▶ **Work instructions**
Please tell how many of the lines below contain "proxy", using only a number.

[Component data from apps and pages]
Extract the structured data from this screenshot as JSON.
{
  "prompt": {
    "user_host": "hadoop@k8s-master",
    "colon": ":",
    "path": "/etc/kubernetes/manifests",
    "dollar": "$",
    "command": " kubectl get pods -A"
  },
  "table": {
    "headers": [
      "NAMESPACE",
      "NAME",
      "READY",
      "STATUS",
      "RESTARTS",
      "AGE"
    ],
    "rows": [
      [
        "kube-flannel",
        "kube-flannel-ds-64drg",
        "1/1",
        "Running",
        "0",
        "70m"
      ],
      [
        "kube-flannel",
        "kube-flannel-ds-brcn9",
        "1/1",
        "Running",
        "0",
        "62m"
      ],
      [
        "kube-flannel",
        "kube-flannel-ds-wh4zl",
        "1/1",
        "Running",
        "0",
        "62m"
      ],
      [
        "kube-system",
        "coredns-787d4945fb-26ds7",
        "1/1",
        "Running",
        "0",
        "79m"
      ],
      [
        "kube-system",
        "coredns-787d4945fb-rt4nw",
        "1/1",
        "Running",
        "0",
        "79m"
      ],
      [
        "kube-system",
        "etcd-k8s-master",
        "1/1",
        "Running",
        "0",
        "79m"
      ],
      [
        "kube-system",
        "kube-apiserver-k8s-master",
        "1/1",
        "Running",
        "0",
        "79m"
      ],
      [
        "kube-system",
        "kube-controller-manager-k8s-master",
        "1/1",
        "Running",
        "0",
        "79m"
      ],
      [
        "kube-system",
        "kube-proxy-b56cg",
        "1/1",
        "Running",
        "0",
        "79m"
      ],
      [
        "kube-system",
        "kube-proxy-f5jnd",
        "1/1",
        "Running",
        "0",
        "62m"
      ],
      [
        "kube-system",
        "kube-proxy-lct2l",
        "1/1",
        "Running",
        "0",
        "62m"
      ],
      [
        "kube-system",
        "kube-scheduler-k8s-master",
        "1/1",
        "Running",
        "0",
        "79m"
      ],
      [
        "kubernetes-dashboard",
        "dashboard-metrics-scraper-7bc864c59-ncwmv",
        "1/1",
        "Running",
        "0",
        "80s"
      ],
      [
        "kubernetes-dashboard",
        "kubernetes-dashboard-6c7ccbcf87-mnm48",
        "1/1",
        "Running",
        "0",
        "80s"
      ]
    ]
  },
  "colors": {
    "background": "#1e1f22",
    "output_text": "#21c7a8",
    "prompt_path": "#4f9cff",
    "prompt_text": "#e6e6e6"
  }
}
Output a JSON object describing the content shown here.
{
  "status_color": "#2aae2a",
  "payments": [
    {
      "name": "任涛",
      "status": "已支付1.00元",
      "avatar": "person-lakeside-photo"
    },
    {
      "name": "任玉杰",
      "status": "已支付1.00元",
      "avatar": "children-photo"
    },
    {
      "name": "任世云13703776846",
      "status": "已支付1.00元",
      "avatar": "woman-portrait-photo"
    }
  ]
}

▶ **Response to this exercise**
3